Work required >> Read the data and repeat it in full, exactly.

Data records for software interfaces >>
--
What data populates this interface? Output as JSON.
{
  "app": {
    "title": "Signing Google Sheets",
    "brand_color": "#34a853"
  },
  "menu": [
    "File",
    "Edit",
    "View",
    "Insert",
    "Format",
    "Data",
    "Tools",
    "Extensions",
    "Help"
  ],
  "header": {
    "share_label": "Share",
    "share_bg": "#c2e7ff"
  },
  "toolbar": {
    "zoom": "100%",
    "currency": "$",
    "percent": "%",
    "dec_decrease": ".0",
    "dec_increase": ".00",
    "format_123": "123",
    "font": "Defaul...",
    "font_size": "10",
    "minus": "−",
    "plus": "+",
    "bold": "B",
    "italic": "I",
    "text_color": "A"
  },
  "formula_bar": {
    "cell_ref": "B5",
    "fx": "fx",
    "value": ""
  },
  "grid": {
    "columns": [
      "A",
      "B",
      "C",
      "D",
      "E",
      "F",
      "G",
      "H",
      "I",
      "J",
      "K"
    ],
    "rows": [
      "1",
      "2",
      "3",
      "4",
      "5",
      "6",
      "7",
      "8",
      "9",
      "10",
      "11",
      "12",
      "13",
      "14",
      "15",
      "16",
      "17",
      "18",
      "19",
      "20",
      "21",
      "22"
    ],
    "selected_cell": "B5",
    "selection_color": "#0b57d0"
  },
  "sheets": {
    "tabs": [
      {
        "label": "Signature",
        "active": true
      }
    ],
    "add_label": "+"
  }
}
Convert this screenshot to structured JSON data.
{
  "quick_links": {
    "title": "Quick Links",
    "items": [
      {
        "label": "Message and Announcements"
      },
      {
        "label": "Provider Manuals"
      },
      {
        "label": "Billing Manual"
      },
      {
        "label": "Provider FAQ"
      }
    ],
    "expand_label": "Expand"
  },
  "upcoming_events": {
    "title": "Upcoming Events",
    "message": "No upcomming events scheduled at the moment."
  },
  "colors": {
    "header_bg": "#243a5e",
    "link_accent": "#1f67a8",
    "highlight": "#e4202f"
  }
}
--
Answer below >>
What data populates this interface? Output as JSON.
{
  "app": {
    "title": "Signing Google Sheets",
    "brand_color": "#34a853"
  },
  "menu": [
    "File",
    "Edit",
    "View",
    "Insert",
    "Format",
    "Data",
    "Tools",
    "Extensions",
    "Help"
  ],
  "header": {
    "share_label": "Share",
    "share_bg": "#c2e7ff"
  },
  "toolbar": {
    "zoom": "100%",
    "currency": "$",
    "percent": "%",
    "dec_decrease": ".0",
    "dec_increase": ".00",
    "format_123": "123",
    "font": "Defaul...",
    "font_size": "10",
    "minus": "−",
    "plus": "+",
    "bold": "B",
    "italic": "I",
    "text_color": "A"
  },
  "formula_bar": {
    "cell_ref": "B5",
    "fx": "fx",
    "value": ""
  },
  "grid": {
    "columns": [
      "A",
      "B",
      "C",
      "D",
      "E",
      "F",
      "G",
      "H",
      "I",
      "J",
      "K"
    ],
    "rows": [
      "1",
      "2",
      "3",
      "4",
      "5",
      "6",
      "7",
      "8",
      "9",
      "10",
      "11",
      "12",
      "13",
      "14",
      "15",
      "16",
      "17",
      "18",
      "19",
      "20",
      "21",
      "22"
    ],
    "selected_cell": "B5",
    "selection_color": "#0b57d0"
  },
  "sheets": {
    "tabs": [
      {
        "label": "Signature",
        "active": true
      }
    ],
    "add_label": "+"
  }
}
Convert this screenshot to structured JSON data.
{
  "quick_links": {
    "title": "Quick Links",
    "items": [
      {
        "label": "Message and Announcements"
      },
      {
        "label": "Provider Manuals"
      },
      {
        "label": "Billing Manual"
      },
      {
        "label": "Provider FAQ"
      }
    ],
    "expand_label": "Expand"
  },
  "upcoming_events": {
    "title": "Upcoming Events",
    "message": "No upcomming events scheduled at the moment."
  },
  "colors": {
    "header_bg": "#243a5e",
    "link_accent": "#1f67a8",
    "highlight": "#e4202f"
  }
}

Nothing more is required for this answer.